**What the task requires**
Your task is to copy every line of the entries that holds the word "type".
═══ Data section
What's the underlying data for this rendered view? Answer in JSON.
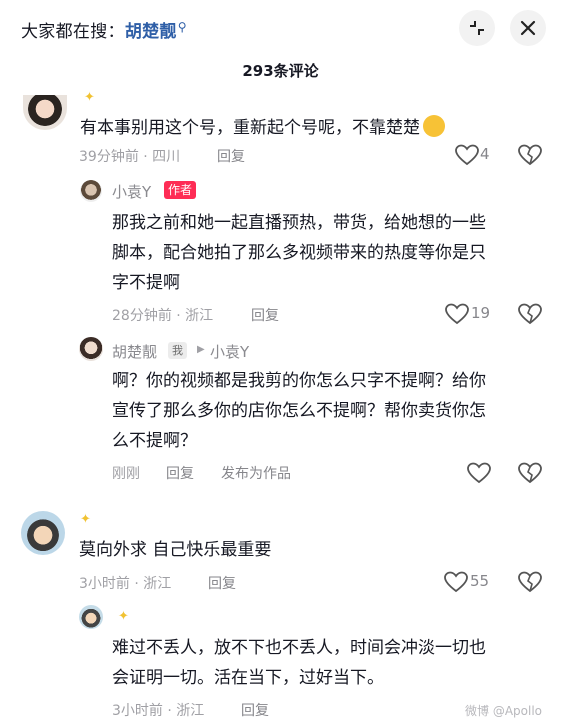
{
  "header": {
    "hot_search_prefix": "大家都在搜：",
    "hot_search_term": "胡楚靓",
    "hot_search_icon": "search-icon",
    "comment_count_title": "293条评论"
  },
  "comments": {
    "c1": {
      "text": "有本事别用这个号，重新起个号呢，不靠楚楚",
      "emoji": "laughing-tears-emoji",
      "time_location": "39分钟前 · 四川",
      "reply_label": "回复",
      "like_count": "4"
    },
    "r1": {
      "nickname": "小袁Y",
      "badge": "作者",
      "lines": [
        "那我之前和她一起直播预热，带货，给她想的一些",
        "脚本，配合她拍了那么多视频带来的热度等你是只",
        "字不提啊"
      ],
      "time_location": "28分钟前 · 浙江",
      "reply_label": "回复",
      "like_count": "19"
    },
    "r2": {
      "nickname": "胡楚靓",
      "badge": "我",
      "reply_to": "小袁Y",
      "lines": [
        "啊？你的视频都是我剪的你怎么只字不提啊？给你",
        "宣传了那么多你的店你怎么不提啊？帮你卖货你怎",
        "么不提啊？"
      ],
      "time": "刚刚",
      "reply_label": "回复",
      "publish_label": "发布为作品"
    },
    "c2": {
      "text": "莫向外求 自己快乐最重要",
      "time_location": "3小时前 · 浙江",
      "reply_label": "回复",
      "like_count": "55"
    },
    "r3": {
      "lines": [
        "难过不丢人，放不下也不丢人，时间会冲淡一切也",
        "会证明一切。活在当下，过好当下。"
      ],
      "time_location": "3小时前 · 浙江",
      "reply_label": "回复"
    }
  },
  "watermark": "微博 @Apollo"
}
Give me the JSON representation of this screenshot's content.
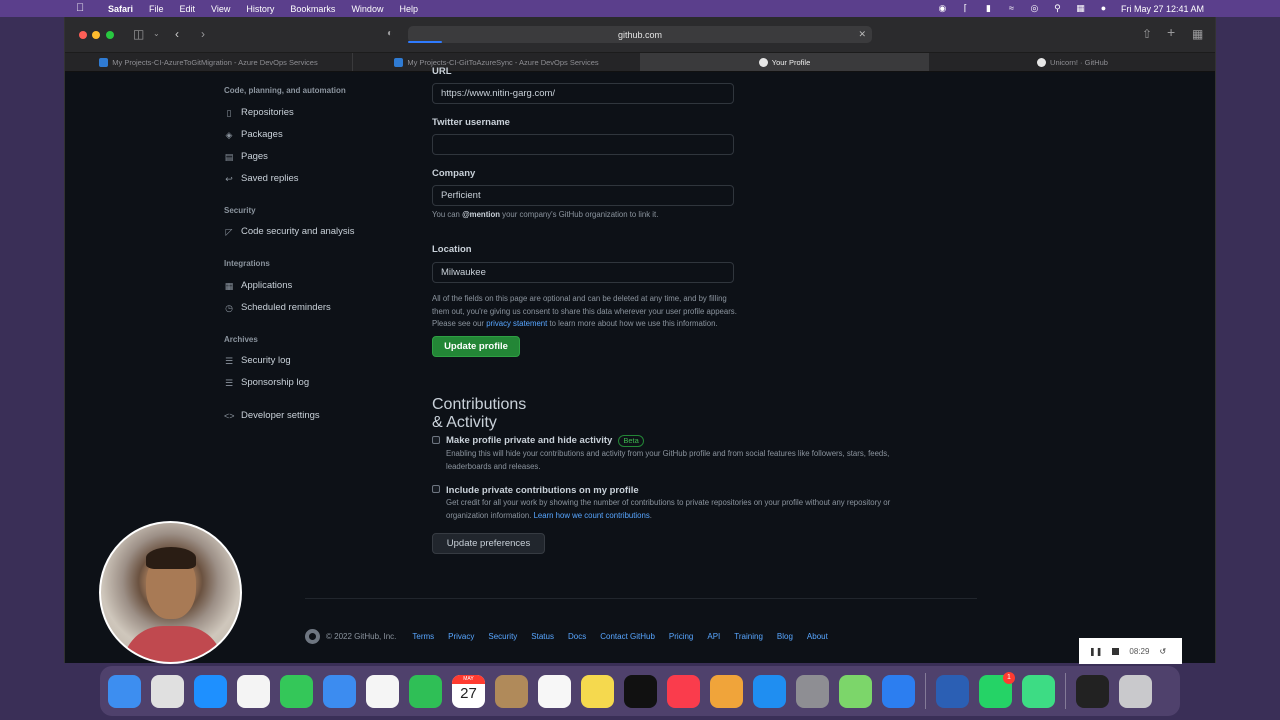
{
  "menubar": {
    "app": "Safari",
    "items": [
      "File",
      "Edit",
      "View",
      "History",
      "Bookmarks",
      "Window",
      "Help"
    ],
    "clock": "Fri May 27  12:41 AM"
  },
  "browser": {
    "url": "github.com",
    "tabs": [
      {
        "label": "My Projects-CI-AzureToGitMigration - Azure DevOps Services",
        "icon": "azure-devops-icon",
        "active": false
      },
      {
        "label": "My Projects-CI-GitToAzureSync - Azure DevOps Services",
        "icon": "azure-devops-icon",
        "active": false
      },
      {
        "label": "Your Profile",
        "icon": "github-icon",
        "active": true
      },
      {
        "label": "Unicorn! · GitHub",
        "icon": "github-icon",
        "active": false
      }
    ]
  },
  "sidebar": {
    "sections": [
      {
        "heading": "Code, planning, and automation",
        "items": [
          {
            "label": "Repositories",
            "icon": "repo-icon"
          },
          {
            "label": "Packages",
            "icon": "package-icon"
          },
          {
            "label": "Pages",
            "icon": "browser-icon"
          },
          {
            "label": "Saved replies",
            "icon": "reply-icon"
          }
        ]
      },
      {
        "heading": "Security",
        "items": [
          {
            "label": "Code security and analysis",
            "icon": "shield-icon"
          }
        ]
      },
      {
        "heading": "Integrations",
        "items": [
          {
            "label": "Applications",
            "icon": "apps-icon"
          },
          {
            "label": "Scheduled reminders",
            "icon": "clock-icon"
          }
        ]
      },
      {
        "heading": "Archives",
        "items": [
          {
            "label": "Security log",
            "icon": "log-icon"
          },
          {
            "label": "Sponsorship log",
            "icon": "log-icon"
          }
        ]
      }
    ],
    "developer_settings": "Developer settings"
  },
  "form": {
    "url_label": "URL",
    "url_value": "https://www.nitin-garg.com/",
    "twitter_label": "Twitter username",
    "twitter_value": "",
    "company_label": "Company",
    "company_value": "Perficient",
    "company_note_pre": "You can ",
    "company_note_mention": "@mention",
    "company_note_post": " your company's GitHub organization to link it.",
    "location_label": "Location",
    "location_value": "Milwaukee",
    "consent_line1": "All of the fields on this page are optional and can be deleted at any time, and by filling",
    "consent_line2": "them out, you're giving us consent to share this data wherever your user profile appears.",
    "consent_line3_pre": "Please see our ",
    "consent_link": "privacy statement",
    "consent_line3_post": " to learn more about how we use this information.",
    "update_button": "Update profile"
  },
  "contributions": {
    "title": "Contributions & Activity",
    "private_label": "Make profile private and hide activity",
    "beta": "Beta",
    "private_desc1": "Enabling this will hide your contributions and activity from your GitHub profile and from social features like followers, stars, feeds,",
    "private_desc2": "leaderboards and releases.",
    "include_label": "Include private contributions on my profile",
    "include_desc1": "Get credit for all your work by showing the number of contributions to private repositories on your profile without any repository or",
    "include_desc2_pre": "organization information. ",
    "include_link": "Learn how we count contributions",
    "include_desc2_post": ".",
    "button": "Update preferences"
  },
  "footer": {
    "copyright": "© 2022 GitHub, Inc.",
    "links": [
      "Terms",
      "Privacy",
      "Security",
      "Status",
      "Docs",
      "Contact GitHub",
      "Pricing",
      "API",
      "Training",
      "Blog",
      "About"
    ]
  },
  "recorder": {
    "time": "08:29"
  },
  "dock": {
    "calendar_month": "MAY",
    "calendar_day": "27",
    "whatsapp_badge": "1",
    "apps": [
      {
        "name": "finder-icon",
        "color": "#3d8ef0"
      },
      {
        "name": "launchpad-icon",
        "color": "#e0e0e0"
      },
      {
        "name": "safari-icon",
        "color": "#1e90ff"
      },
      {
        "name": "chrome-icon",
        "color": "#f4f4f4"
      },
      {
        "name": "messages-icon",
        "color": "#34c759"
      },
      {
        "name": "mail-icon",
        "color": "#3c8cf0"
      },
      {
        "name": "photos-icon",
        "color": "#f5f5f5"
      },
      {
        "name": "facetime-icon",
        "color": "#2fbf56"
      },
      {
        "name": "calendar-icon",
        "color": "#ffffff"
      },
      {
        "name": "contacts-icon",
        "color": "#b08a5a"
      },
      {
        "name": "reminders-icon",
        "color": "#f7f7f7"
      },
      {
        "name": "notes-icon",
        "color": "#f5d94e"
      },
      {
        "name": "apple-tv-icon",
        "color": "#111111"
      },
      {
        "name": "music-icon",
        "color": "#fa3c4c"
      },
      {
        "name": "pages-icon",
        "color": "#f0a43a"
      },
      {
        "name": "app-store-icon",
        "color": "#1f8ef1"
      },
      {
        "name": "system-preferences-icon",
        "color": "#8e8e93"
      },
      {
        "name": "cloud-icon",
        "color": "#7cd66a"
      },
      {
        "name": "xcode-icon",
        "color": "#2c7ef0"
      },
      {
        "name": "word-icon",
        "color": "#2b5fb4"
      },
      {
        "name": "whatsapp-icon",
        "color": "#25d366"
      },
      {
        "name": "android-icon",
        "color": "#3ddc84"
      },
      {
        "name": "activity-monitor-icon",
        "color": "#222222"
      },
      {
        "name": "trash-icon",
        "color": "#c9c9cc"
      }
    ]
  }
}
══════
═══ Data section
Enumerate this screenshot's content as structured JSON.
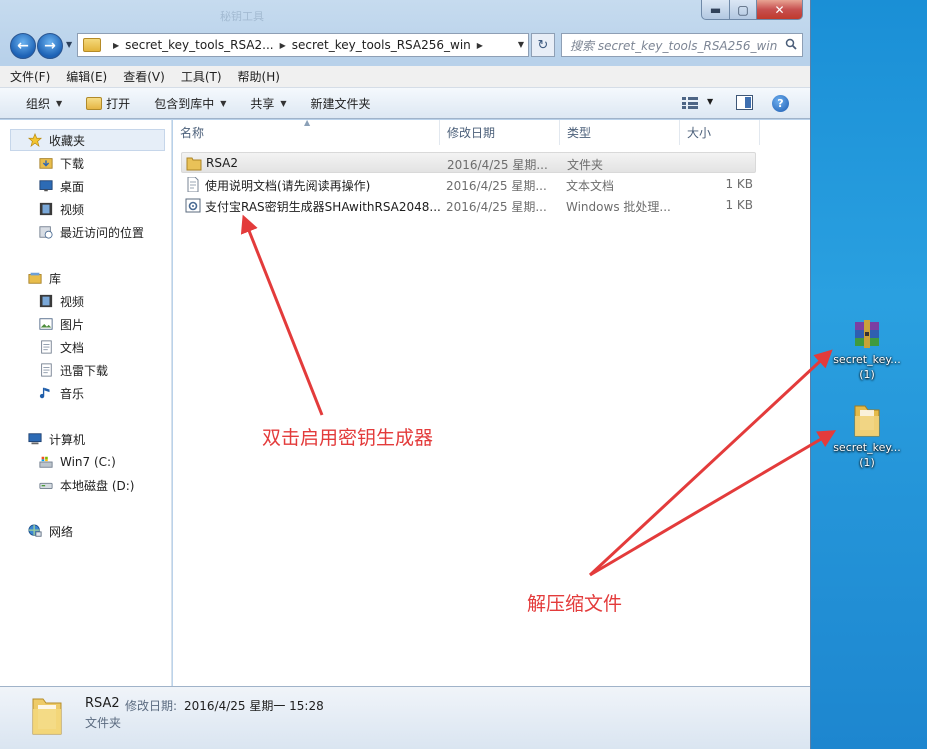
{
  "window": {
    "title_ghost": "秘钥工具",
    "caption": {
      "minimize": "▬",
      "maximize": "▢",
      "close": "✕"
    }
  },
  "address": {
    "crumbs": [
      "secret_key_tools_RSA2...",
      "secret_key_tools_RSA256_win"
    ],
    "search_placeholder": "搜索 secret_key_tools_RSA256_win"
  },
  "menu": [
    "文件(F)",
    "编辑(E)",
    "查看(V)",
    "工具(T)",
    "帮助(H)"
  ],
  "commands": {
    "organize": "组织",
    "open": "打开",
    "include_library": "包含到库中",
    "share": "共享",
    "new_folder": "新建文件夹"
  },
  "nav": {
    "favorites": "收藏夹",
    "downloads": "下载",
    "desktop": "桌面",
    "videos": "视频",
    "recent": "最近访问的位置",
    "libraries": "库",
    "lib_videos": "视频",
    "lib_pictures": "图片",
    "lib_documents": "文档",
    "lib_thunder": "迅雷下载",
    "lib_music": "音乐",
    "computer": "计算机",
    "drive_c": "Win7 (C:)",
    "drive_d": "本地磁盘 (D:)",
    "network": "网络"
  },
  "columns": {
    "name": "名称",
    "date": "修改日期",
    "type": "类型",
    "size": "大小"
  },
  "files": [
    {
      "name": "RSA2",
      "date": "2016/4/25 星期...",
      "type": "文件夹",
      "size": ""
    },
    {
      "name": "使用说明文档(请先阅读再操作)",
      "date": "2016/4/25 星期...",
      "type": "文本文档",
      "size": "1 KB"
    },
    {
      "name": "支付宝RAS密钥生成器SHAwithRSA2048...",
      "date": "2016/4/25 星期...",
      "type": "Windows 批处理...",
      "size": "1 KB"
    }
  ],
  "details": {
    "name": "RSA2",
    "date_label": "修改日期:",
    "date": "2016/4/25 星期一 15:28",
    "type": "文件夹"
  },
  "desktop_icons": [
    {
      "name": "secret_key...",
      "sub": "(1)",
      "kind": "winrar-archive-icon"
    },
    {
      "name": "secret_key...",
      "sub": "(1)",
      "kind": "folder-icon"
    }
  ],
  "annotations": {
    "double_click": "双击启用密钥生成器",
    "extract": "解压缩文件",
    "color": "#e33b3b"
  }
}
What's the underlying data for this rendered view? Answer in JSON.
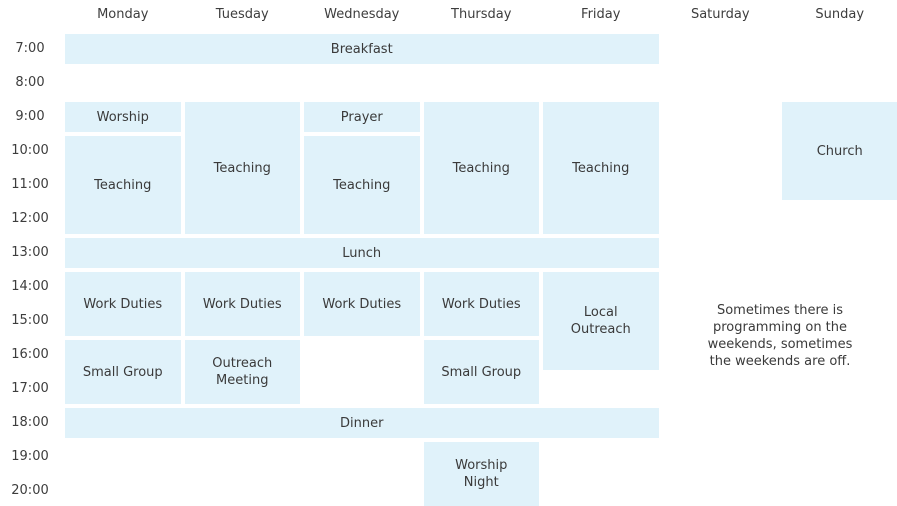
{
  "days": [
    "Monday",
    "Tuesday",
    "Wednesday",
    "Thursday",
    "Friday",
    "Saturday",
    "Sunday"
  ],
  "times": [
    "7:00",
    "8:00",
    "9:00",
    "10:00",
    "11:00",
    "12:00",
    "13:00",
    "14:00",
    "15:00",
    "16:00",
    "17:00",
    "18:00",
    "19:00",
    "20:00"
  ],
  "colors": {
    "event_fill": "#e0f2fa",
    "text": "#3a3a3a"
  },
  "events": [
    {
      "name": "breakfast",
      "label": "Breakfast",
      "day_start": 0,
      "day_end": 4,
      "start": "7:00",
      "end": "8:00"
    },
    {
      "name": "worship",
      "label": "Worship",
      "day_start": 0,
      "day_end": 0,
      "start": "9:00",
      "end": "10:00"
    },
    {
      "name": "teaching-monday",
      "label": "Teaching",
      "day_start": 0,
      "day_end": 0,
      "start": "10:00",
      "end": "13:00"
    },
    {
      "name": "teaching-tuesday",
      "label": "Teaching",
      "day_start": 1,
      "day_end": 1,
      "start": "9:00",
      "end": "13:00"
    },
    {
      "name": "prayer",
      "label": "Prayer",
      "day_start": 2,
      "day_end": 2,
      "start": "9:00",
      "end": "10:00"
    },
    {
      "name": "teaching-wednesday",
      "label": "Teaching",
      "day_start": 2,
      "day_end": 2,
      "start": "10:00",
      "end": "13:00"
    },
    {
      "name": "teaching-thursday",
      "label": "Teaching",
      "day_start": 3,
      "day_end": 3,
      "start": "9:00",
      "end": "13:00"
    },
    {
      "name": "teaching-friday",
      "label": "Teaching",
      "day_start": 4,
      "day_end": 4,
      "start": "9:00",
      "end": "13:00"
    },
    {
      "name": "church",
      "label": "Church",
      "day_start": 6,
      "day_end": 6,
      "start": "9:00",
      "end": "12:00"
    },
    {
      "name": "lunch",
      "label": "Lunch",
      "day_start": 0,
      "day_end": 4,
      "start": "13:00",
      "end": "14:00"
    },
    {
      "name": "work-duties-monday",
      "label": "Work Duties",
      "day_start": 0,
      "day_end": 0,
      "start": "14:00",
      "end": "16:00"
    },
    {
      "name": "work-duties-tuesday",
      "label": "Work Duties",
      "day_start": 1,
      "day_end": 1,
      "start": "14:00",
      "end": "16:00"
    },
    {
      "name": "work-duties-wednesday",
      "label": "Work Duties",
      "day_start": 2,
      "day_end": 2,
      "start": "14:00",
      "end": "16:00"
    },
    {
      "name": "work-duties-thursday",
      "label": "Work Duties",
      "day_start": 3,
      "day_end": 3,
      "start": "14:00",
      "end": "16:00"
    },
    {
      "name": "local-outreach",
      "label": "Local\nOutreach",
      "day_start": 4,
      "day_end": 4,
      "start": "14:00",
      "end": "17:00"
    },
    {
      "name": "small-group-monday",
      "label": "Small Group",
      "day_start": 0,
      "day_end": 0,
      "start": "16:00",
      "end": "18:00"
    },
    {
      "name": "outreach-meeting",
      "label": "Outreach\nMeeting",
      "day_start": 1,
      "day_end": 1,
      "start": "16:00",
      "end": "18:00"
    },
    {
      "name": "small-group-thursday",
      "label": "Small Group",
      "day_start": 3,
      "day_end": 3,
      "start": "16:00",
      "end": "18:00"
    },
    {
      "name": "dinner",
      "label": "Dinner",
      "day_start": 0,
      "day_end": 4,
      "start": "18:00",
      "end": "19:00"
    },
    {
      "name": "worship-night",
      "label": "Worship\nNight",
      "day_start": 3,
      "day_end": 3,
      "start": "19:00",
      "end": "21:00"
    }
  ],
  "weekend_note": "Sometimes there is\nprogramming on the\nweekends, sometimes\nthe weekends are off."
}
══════
**Output below**
    "type": "类型",
      "type": "文件夹",
      "type": "文本文档",
      "type": "Windows 批处理...",
    "type": "文件夹"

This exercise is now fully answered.